**EXERCISE OBJECTIVE:**
Images aside, return all the entries exactly.

[Collected data entries]
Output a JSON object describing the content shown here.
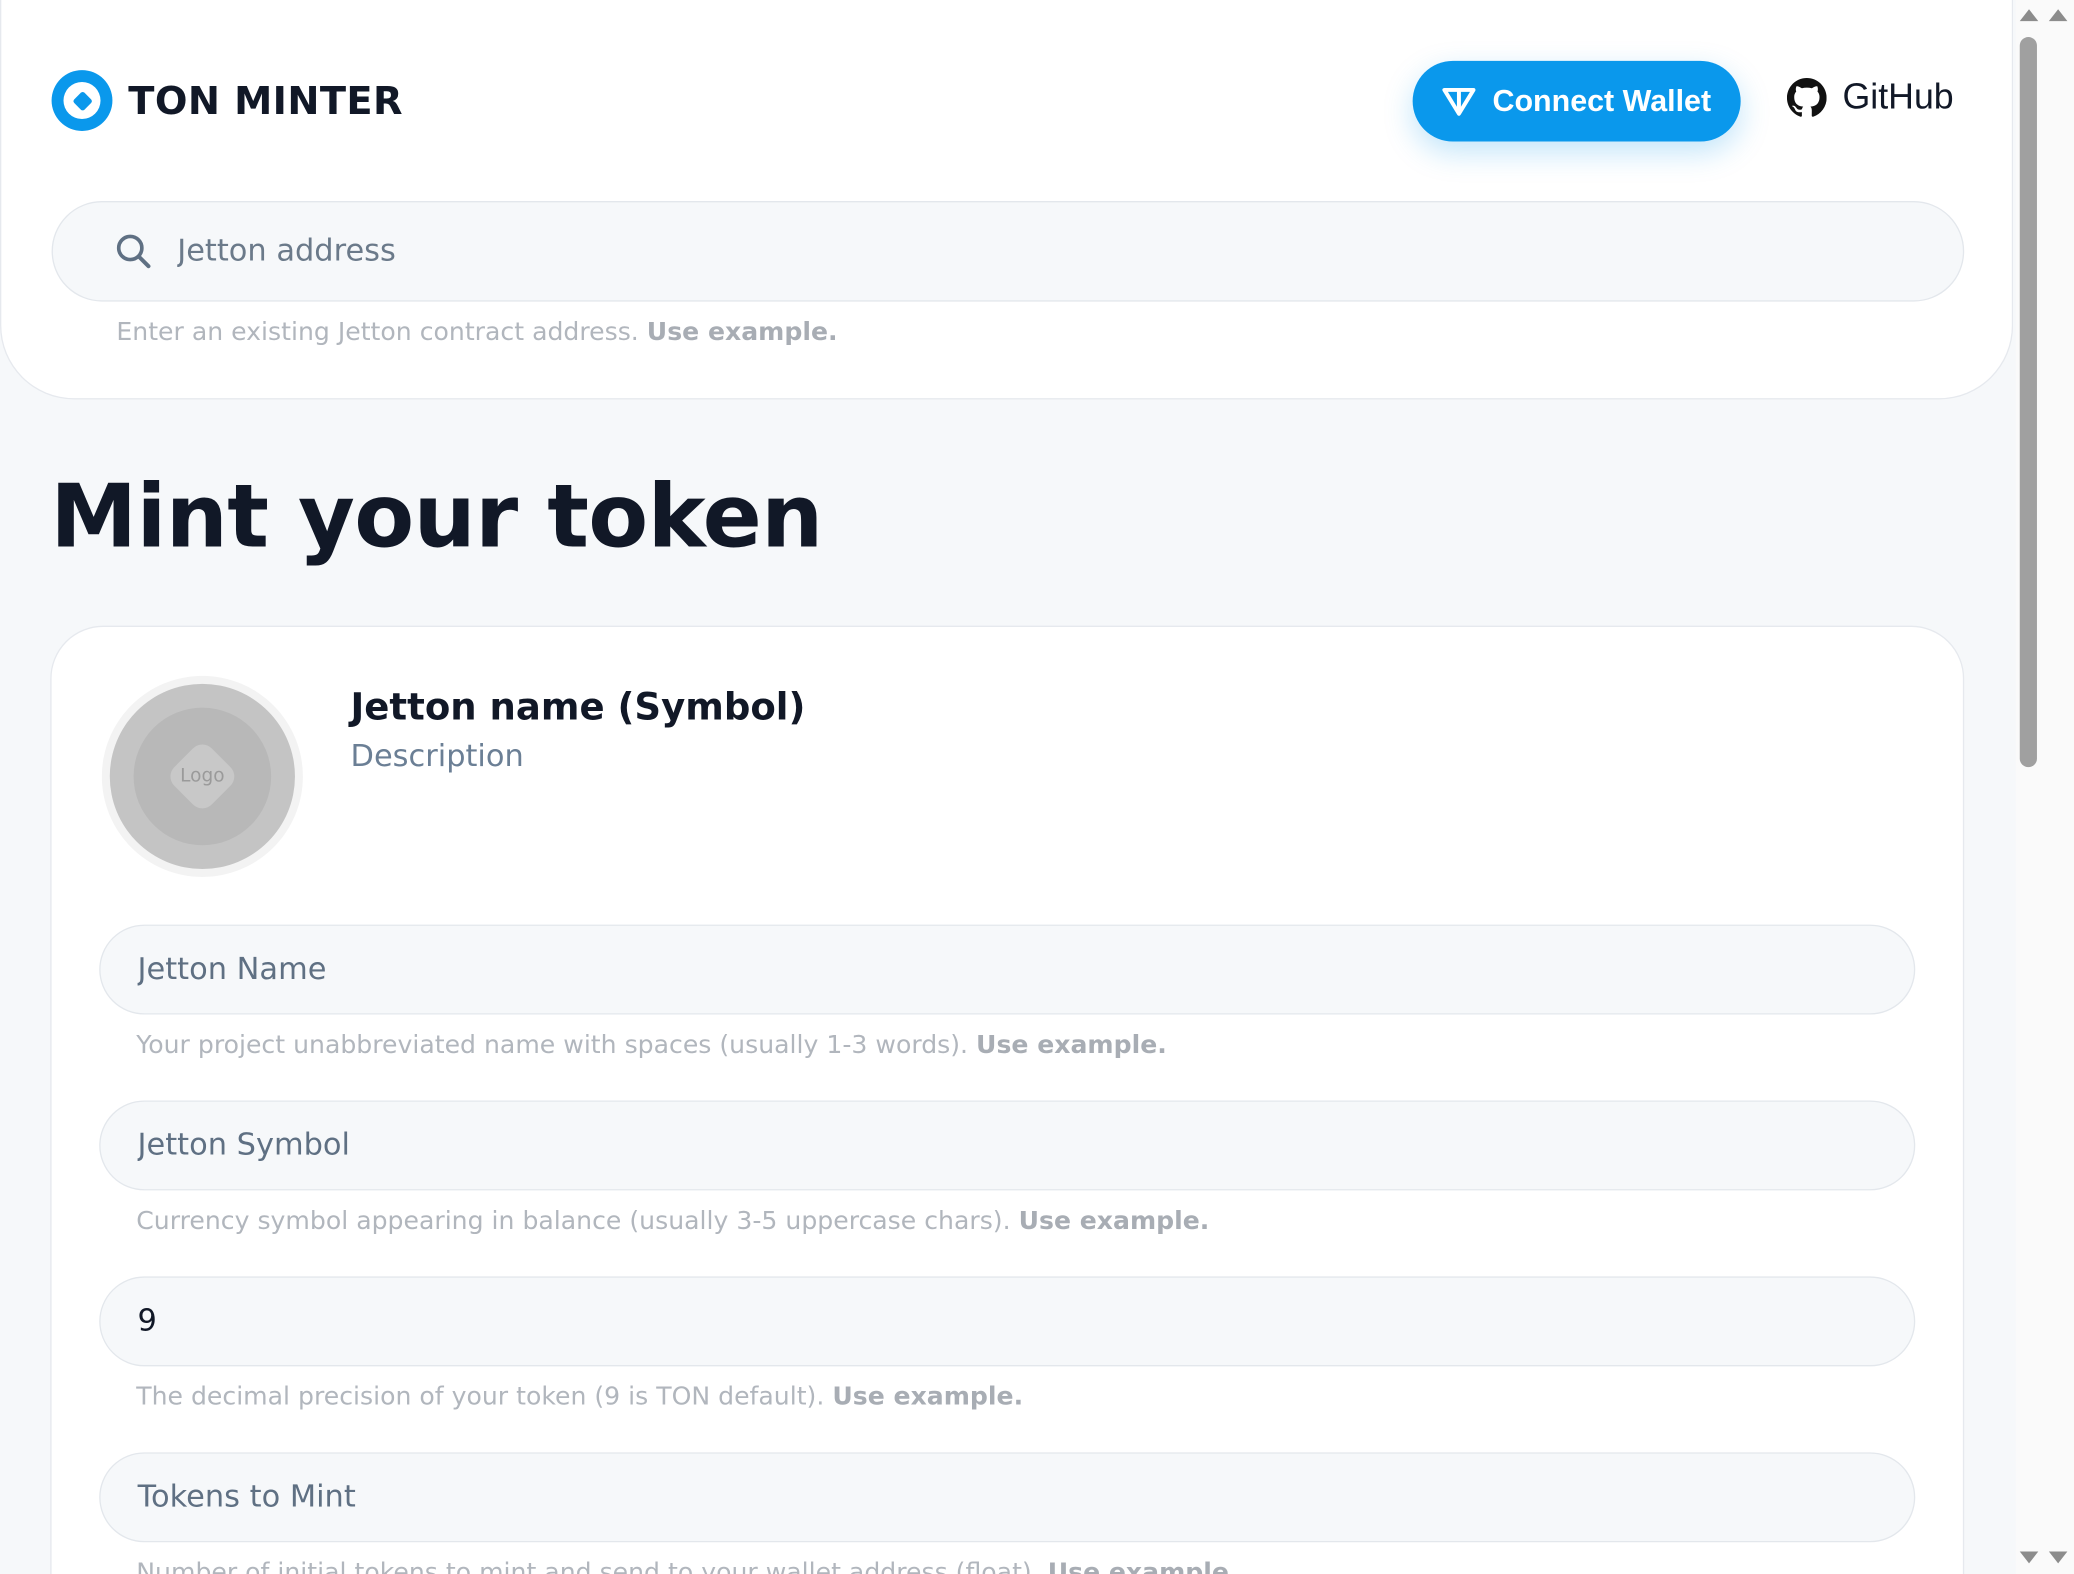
{
  "header": {
    "brand": "TON MINTER",
    "connect_label": "Connect Wallet",
    "github_label": "GitHub"
  },
  "search": {
    "placeholder": "Jetton address",
    "hint": "Enter an existing Jetton contract address.",
    "hint_link": "Use example."
  },
  "page_title": "Mint your token",
  "token_preview": {
    "logo_label": "Logo",
    "title": "Jetton name (Symbol)",
    "description": "Description"
  },
  "fields": [
    {
      "placeholder": "Jetton Name",
      "value": "",
      "hint": "Your project unabbreviated name with spaces (usually 1-3 words).",
      "hint_link": "Use example."
    },
    {
      "placeholder": "Jetton Symbol",
      "value": "",
      "hint": "Currency symbol appearing in balance (usually 3-5 uppercase chars).",
      "hint_link": "Use example."
    },
    {
      "placeholder": "",
      "value": "9",
      "hint": "The decimal precision of your token (9 is TON default).",
      "hint_link": "Use example."
    },
    {
      "placeholder": "Tokens to Mint",
      "value": "",
      "hint": "Number of initial tokens to mint and send to your wallet address (float).",
      "hint_link": "Use example."
    }
  ],
  "colors": {
    "accent": "#0a98ec",
    "title_text": "#111827",
    "hint_text": "#b1b6bd"
  }
}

**ANSWER SECTION:**
Output a JSON object describing the content shown here.
{
  "header": {
    "brand": "TON MINTER",
    "connect_label": "Connect Wallet",
    "github_label": "GitHub"
  },
  "search": {
    "placeholder": "Jetton address",
    "hint": "Enter an existing Jetton contract address.",
    "hint_link": "Use example."
  },
  "page_title": "Mint your token",
  "token_preview": {
    "logo_label": "Logo",
    "title": "Jetton name (Symbol)",
    "description": "Description"
  },
  "fields": [
    {
      "placeholder": "Jetton Name",
      "value": "",
      "hint": "Your project unabbreviated name with spaces (usually 1-3 words).",
      "hint_link": "Use example."
    },
    {
      "placeholder": "Jetton Symbol",
      "value": "",
      "hint": "Currency symbol appearing in balance (usually 3-5 uppercase chars).",
      "hint_link": "Use example."
    },
    {
      "placeholder": "",
      "value": "9",
      "hint": "The decimal precision of your token (9 is TON default).",
      "hint_link": "Use example."
    },
    {
      "placeholder": "Tokens to Mint",
      "value": "",
      "hint": "Number of initial tokens to mint and send to your wallet address (float).",
      "hint_link": "Use example."
    }
  ],
  "colors": {
    "accent": "#0a98ec",
    "title_text": "#111827",
    "hint_text": "#b1b6bd"
  }
}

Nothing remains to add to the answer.